built, to the maximum extent possible, using existing or already planned information, minimizing the extent of any new data collection.
In addition to the above-described data, which relate mainly to labor inputs, a complete nonmarket account must include values of nonlabor inputs. For example, a home production account must include data on the capital services, materials, and energy inputs that complement unpaid labor in generating home-produced outputs. Purchases of materials used in home production already are included in the NIPAs, as consumer goods on the production side and as returns to capital, labor, and other inputs on the income side. The NIPAs also include spending on consumer durables, such as refrigerators and washing machines, though the annual flow of services associated with the stock of consumer durables does not correspond on a year-by-year basis with spending on purchases of consumer durables in the same year (see Fraumeni and Okubo, 2001). In accounting for household production, it is the flow of services from these durables that is relevant and for which data are required.
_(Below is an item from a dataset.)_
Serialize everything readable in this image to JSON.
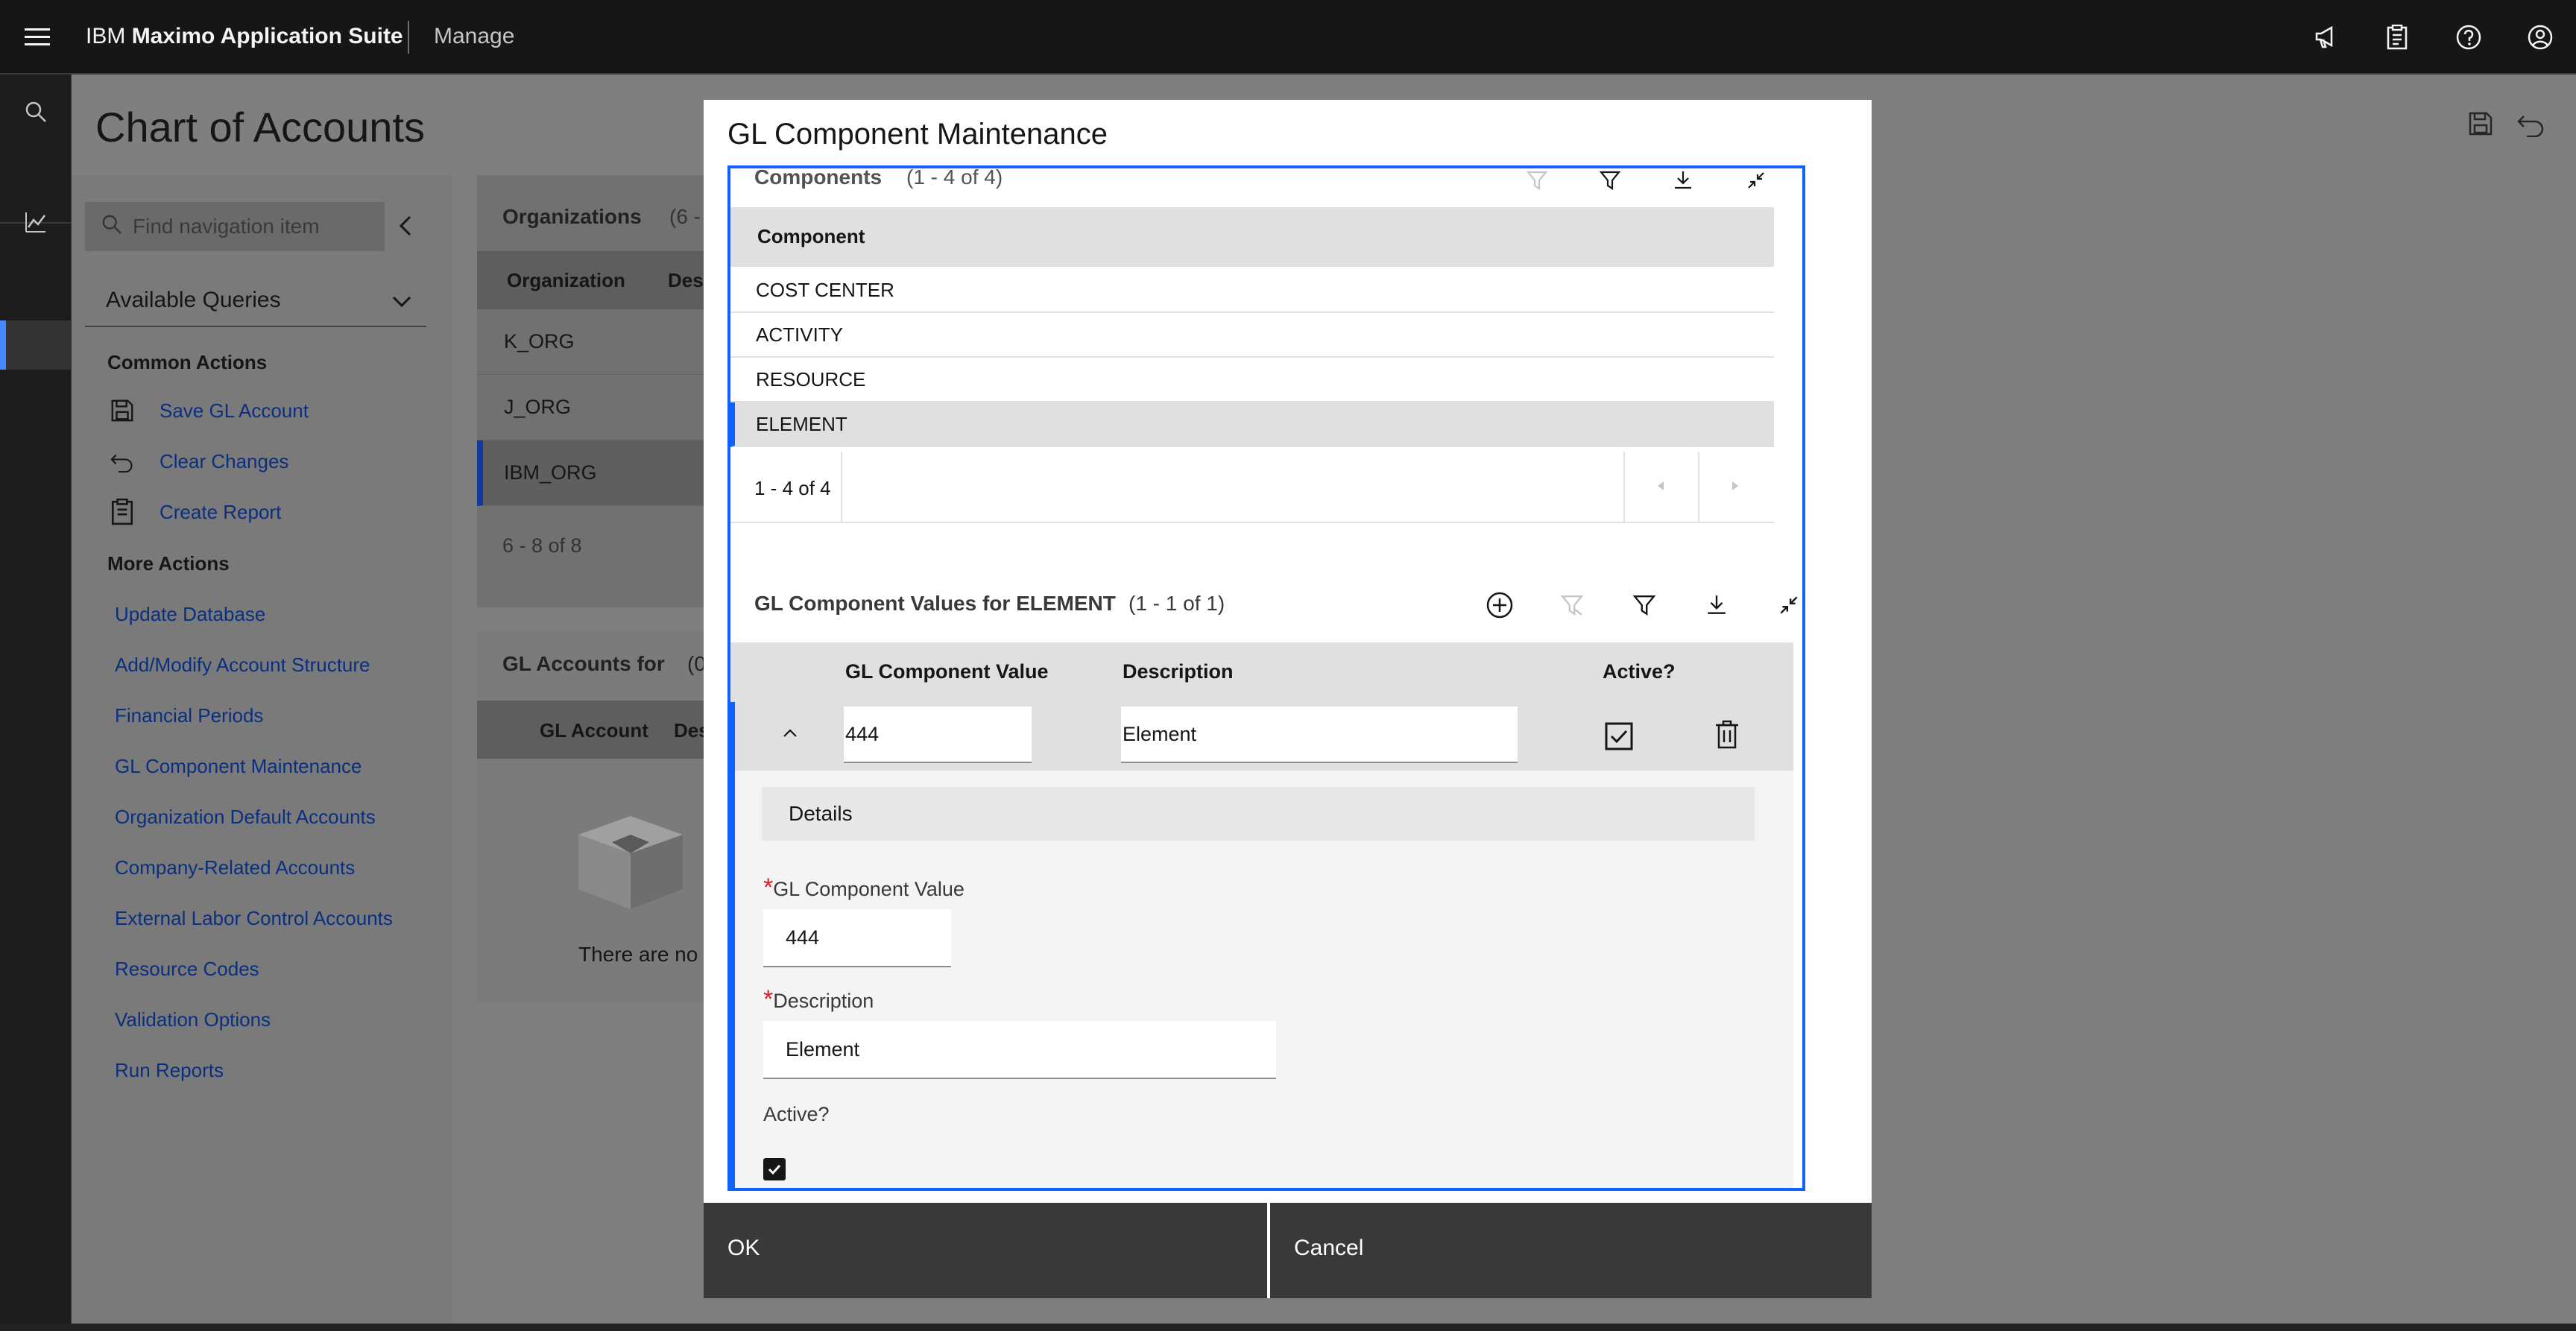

Full development of nonmarket accounts also will require further research and data development to advance understanding of age-old questions relating to the definition and measurement of output. What are the outputs of the various nonmarket activities? Zvi Griliches observed that “in many service sectors it is not exactly clear what is being transacted, what is the output, and what services correspond to the payments made to their providers” (Griliches, 1992, p. 7). This observation is especially pertinent for many of the areas of interest here that are dominated by services—and services difficult to measure at that—such as education, health, social services, culture and the arts, and recreation.
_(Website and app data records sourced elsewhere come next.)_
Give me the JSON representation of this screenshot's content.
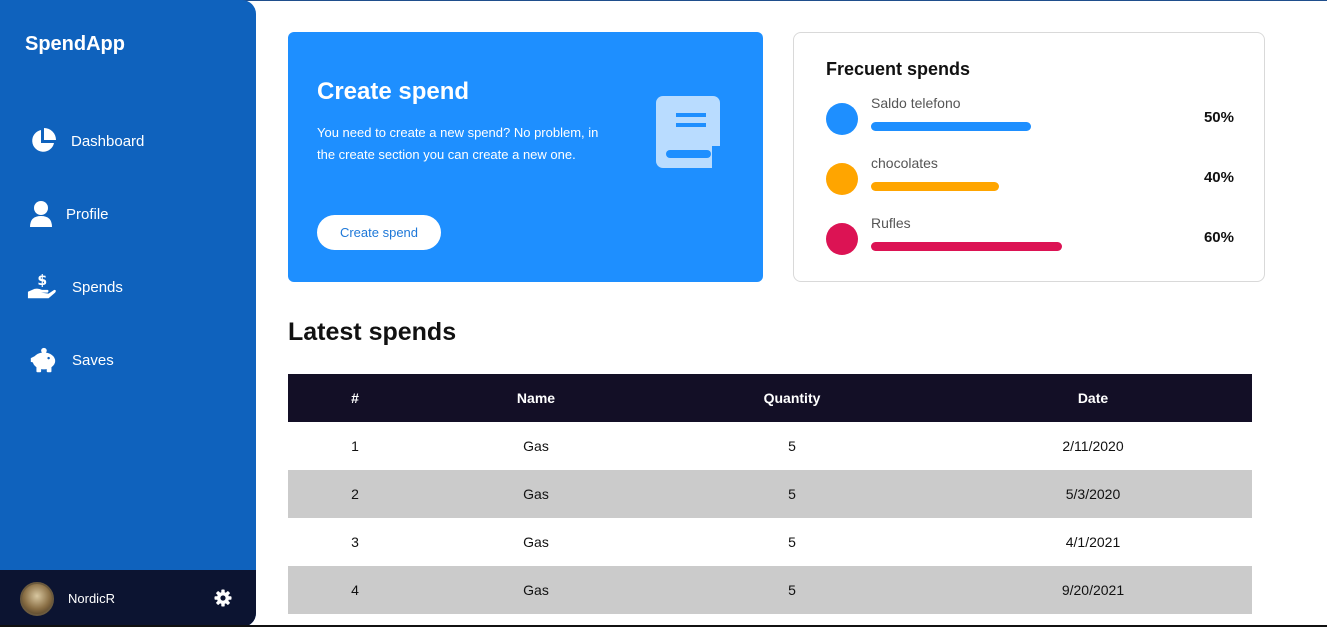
{
  "app": {
    "name": "SpendApp"
  },
  "sidebar": {
    "items": [
      {
        "label": "Dashboard",
        "icon": "pie-chart-icon"
      },
      {
        "label": "Profile",
        "icon": "user-icon"
      },
      {
        "label": "Spends",
        "icon": "hand-dollar-icon"
      },
      {
        "label": "Saves",
        "icon": "piggy-bank-icon"
      }
    ],
    "user": {
      "name": "NordicR",
      "settings_icon": "gear-icon"
    }
  },
  "create_card": {
    "title": "Create spend",
    "description": "You need to create a new spend? No problem, in the create section you can create a new one.",
    "button_label": "Create spend",
    "icon": "book-icon"
  },
  "frequent": {
    "title": "Frecuent spends",
    "items": [
      {
        "name": "Saldo telefono",
        "percent_label": "50%",
        "percent": 50,
        "color": "#1e8fff"
      },
      {
        "name": "chocolates",
        "percent_label": "40%",
        "percent": 40,
        "color": "#ffa500"
      },
      {
        "name": "Rufles",
        "percent_label": "60%",
        "percent": 60,
        "color": "#dc1354"
      }
    ]
  },
  "latest": {
    "title": "Latest spends",
    "columns": [
      "#",
      "Name",
      "Quantity",
      "Date"
    ],
    "rows": [
      [
        "1",
        "Gas",
        "5",
        "2/11/2020"
      ],
      [
        "2",
        "Gas",
        "5",
        "5/3/2020"
      ],
      [
        "3",
        "Gas",
        "5",
        "4/1/2021"
      ],
      [
        "4",
        "Gas",
        "5",
        "9/20/2021"
      ]
    ]
  },
  "colors": {
    "sidebar": "#0f62bd",
    "accent": "#1e8fff",
    "table_header": "#130f26",
    "user_bar": "#0c1431"
  }
}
The need for development of better measures of nonmarket outputs can be illustrated with reference to education and health. Frequently, in difficult-to-measure sectors, the value of output is set equal to the aggregate value of the inputs used in its production. Accordingly, little is known about growth, quality improvements, or productivity in these sectors. In recent years, alternative approaches have been developed for estimating educational output more directly. Examples of these approaches include indicator (e.g., test-score based) approaches, incremental earnings approaches, and housing value approaches. Similarly, for a health account, data on the population’s health status, of the sort now being developed in disease state and health impairment research, hold promise of providing direct measures of the output of the health sector. The data that will be needed to create these output measures, as well as the data required to construct defensible measures of other sorts of nonmarket production, are discussed at the appropriate points in Chapters 3 through 8.